── Input material ──

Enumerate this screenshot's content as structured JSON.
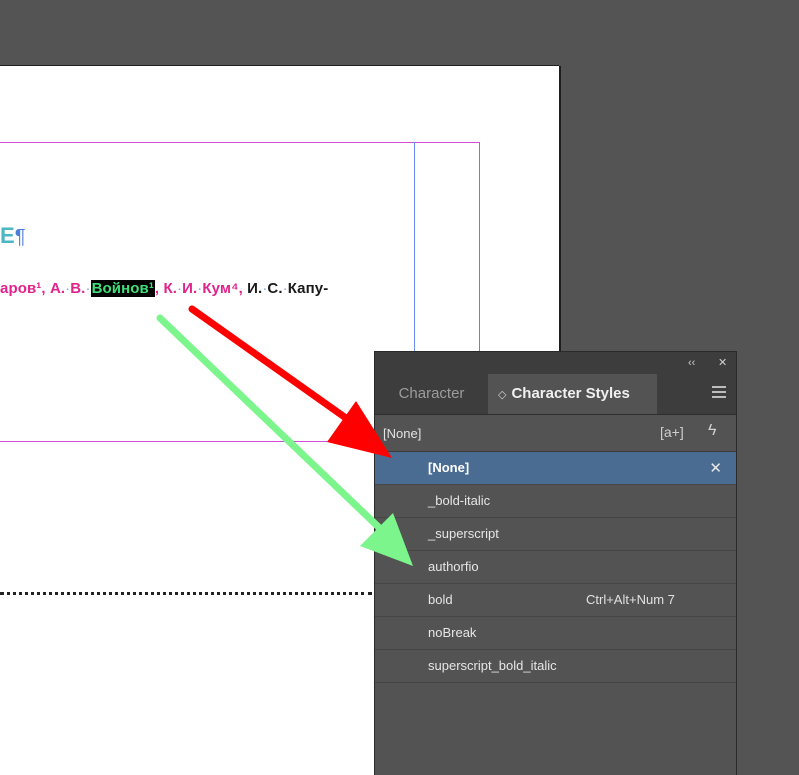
{
  "document": {
    "heading_fragment": "Е",
    "pilcrow": "¶",
    "authors": {
      "part1": "аров¹,",
      "part2": "А.",
      "part3": "В.",
      "selected_name": "Войнов¹",
      "part4": ",",
      "part5": "К.",
      "part6": "И.",
      "part7": "Кум⁴,",
      "part8": "И.",
      "part9": "С.",
      "part10": "Капу-"
    }
  },
  "panel": {
    "tab_character": "Character",
    "tab_character_styles": "Character Styles",
    "collapse_glyph": "‹‹",
    "close_glyph": "✕",
    "current_style": "[None]",
    "new_style_glyph": "[a+]",
    "bolt_glyph": "ϟ",
    "updown_glyph": "◇",
    "pin_glyph": "✕",
    "styles": [
      {
        "name": "[None]",
        "shortcut": ""
      },
      {
        "name": "_bold-italic",
        "shortcut": ""
      },
      {
        "name": "_superscript",
        "shortcut": ""
      },
      {
        "name": "authorfio",
        "shortcut": ""
      },
      {
        "name": "bold",
        "shortcut": "Ctrl+Alt+Num 7"
      },
      {
        "name": "noBreak",
        "shortcut": ""
      },
      {
        "name": "superscript_bold_italic",
        "shortcut": ""
      }
    ],
    "selected_index": 0
  },
  "colors": {
    "selection": "#4a6c92",
    "arrow_red": "#ff0000",
    "arrow_green": "#7cf58c",
    "author_magenta": "#e0248c",
    "highlight_green": "#3fe07a"
  }
}
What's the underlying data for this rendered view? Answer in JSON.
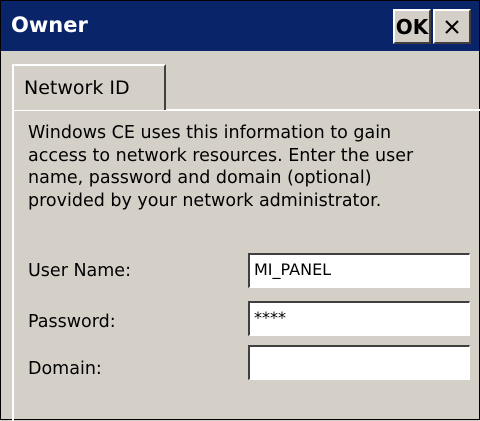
{
  "window": {
    "title": "Owner",
    "ok_label": "OK",
    "close_glyph": "✕"
  },
  "tabs": [
    {
      "label": "Network ID",
      "selected": true
    }
  ],
  "description_lines": [
    "Windows CE uses this information to gain",
    "access to network resources. Enter the user",
    "name, password and domain (optional)",
    "provided by your network administrator."
  ],
  "form": {
    "username": {
      "label": "User Name:",
      "value": "MI_PANEL"
    },
    "password": {
      "label": "Password:",
      "value": "****"
    },
    "domain": {
      "label": "Domain:",
      "value": ""
    }
  },
  "colors": {
    "titlebar": "#0a246a",
    "face": "#d4d0c8"
  }
}
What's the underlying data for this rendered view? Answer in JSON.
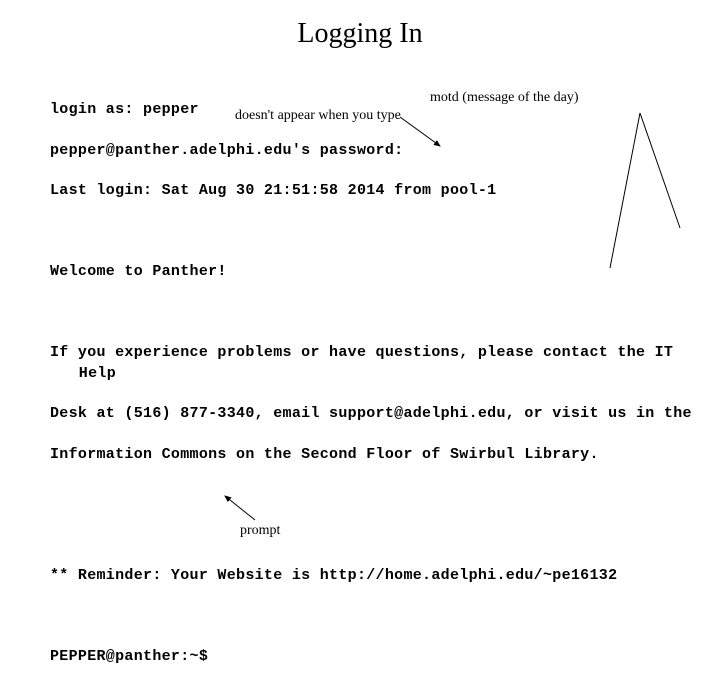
{
  "title": "Logging In",
  "annotations": {
    "motd": "motd (message of the day)",
    "password_note": "doesn't appear when you type",
    "prompt_note": "prompt"
  },
  "terminal": {
    "login_as": "login as: pepper",
    "password_prompt": "pepper@panther.adelphi.edu's password:",
    "last_login": "Last login: Sat Aug 30 21:51:58 2014 from pool-1",
    "welcome": "Welcome to Panther!",
    "help1": "If you experience problems or have questions, please contact the IT Help",
    "help2": "Desk at (516) 877-3340, email support@adelphi.edu, or visit us in the",
    "help3": "Information Commons on the Second Floor of Swirbul Library.",
    "reminder": "** Reminder: Your Website is http://home.adelphi.edu/~pe16132",
    "prompt": "PEPPER@panther:~$"
  }
}
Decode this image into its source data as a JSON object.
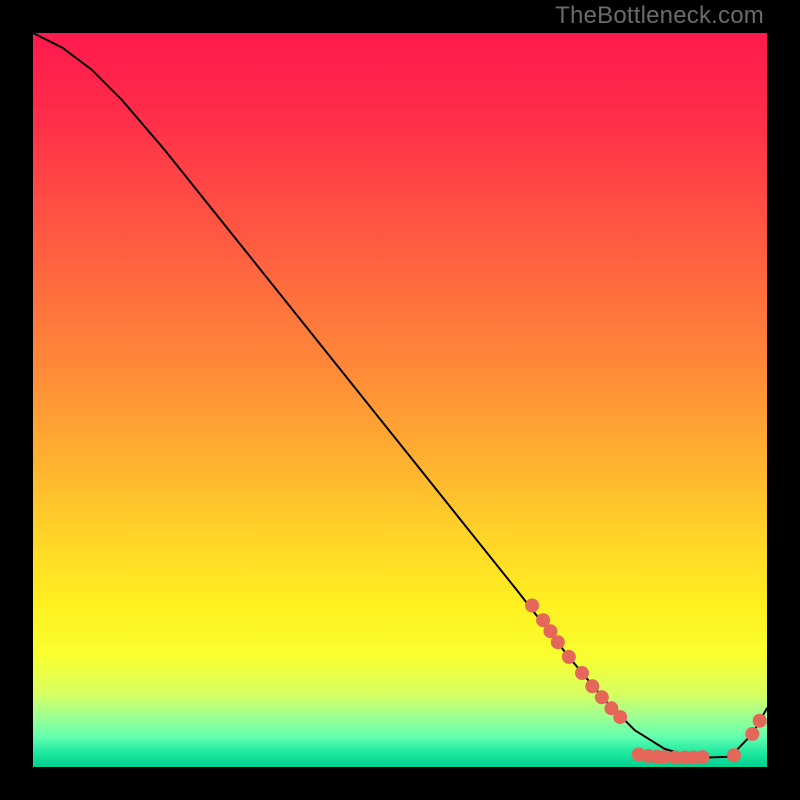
{
  "watermark": "TheBottleneck.com",
  "chart_data": {
    "type": "line",
    "title": "",
    "xlabel": "",
    "ylabel": "",
    "xlim": [
      0,
      100
    ],
    "ylim": [
      0,
      100
    ],
    "curve": {
      "x": [
        0,
        4,
        8,
        12,
        18,
        26,
        34,
        42,
        50,
        58,
        66,
        73,
        78,
        82,
        86,
        89,
        92,
        95,
        98,
        100
      ],
      "y": [
        100,
        98,
        95,
        91,
        84,
        74,
        64,
        54,
        44,
        34,
        24,
        15,
        9,
        5,
        2.5,
        1.6,
        1.3,
        1.4,
        4.5,
        8
      ]
    },
    "points": {
      "color": "#e4675a",
      "radius_px": 7,
      "items": [
        {
          "x": 68.0,
          "y": 22.0
        },
        {
          "x": 69.5,
          "y": 20.0
        },
        {
          "x": 70.5,
          "y": 18.5
        },
        {
          "x": 71.5,
          "y": 17.0
        },
        {
          "x": 73.0,
          "y": 15.0
        },
        {
          "x": 74.8,
          "y": 12.8
        },
        {
          "x": 76.2,
          "y": 11.0
        },
        {
          "x": 77.5,
          "y": 9.5
        },
        {
          "x": 78.8,
          "y": 8.0
        },
        {
          "x": 80.0,
          "y": 6.8
        },
        {
          "x": 82.5,
          "y": 1.7
        },
        {
          "x": 83.8,
          "y": 1.5
        },
        {
          "x": 85.0,
          "y": 1.4
        },
        {
          "x": 86.0,
          "y": 1.35
        },
        {
          "x": 87.5,
          "y": 1.3
        },
        {
          "x": 88.8,
          "y": 1.3
        },
        {
          "x": 90.0,
          "y": 1.3
        },
        {
          "x": 91.2,
          "y": 1.35
        },
        {
          "x": 95.5,
          "y": 1.6
        },
        {
          "x": 98.0,
          "y": 4.5
        },
        {
          "x": 99.0,
          "y": 6.3
        }
      ]
    }
  }
}
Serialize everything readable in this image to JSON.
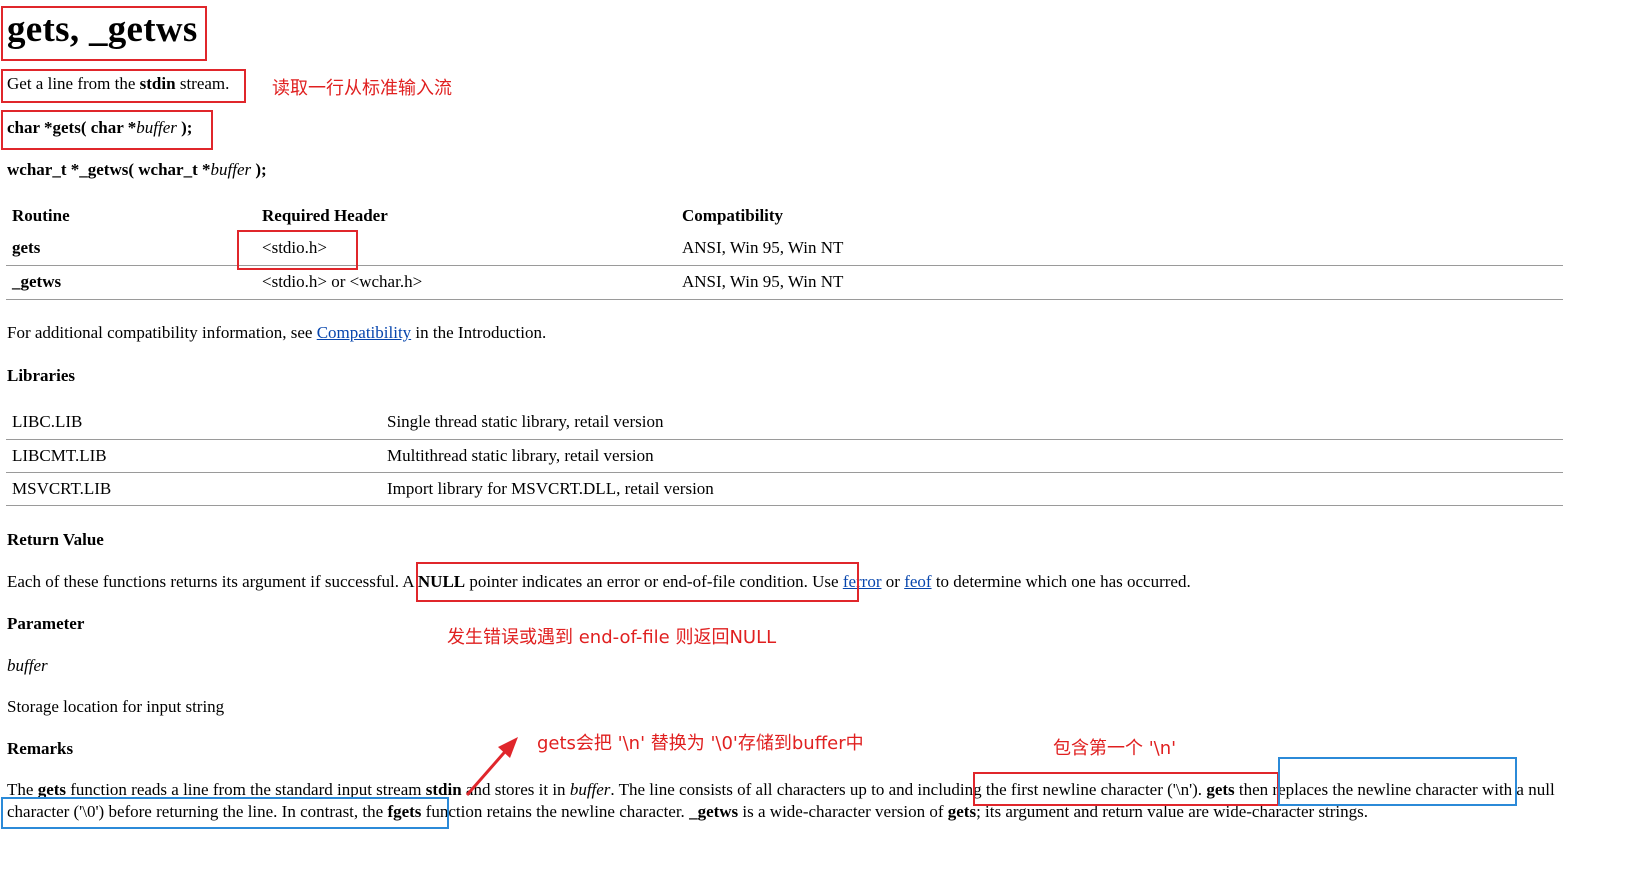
{
  "title": "gets, _getws",
  "summary": {
    "pre": "Get a line from the ",
    "bold": "stdin",
    "post": " stream."
  },
  "prototypes": {
    "gets": {
      "type": "char *",
      "name": "gets",
      "open": "( ",
      "argtype": "char *",
      "arg": "buffer",
      "close": " );"
    },
    "getws": {
      "type": "wchar_t *",
      "name": "_getws",
      "open": "( ",
      "argtype": "wchar_t *",
      "arg": "buffer",
      "close": " );"
    }
  },
  "header_table": {
    "columns": [
      "Routine",
      "Required Header",
      "Compatibility"
    ],
    "rows": [
      [
        "gets",
        "<stdio.h>",
        "ANSI, Win 95, Win NT"
      ],
      [
        "_getws",
        "<stdio.h> or <wchar.h>",
        "ANSI, Win 95, Win NT"
      ]
    ]
  },
  "compat_note": {
    "pre": "For additional compatibility information, see ",
    "link": "Compatibility",
    "post": " in the Introduction."
  },
  "libraries": {
    "heading": "Libraries",
    "rows": [
      [
        "LIBC.LIB",
        "Single thread static library, retail version"
      ],
      [
        "LIBCMT.LIB",
        "Multithread static library, retail version"
      ],
      [
        "MSVCRT.LIB",
        "Import library for MSVCRT.DLL, retail version"
      ]
    ]
  },
  "return_value": {
    "heading": "Return Value",
    "p1": "Each of these functions returns its argument if successful.",
    "p2a": " A ",
    "p2b": "NULL",
    "p2c": " pointer indicates an error or end-of-file condition.",
    "p3a": " Use ",
    "link1": "ferror",
    "p3b": " or ",
    "link2": "feof",
    "p3c": " to determine which one has occurred."
  },
  "parameter": {
    "heading": "Parameter",
    "name": "buffer",
    "desc": "Storage location for input string"
  },
  "remarks": {
    "heading": "Remarks",
    "s1": "The ",
    "s2": "gets",
    "s3": " function reads a line from the standard input stream ",
    "s4": "stdin",
    "s5": " and stores it in ",
    "s6": "buffer",
    "s7": ". The line consists of all characters up to and including the first newline character ('\\n'). ",
    "s8": "gets",
    "s9": " then replaces the newline character with a null character ('\\0') before returning the line. In contrast, the ",
    "s10": "fgets",
    "s11": " function retains the newline character. ",
    "s12": "_getws",
    "s13": " is a wide-character version of ",
    "s14": "gets",
    "s15": "; its argument and return value are wide-character strings."
  },
  "annotations": {
    "read_line": "读取一行从标准输入流",
    "null_return": "发生错误或遇到 end-of-file 则返回NULL",
    "replace_newline": "gets会把 '\\n' 替换为 '\\0'存储到buffer中",
    "include_newline": "包含第一个 '\\n'"
  },
  "colors": {
    "annotation_red": "#e0262b",
    "annotation_blue": "#2b8ad8",
    "link": "#0645ad"
  }
}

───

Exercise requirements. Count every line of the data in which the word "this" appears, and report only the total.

Response area. 6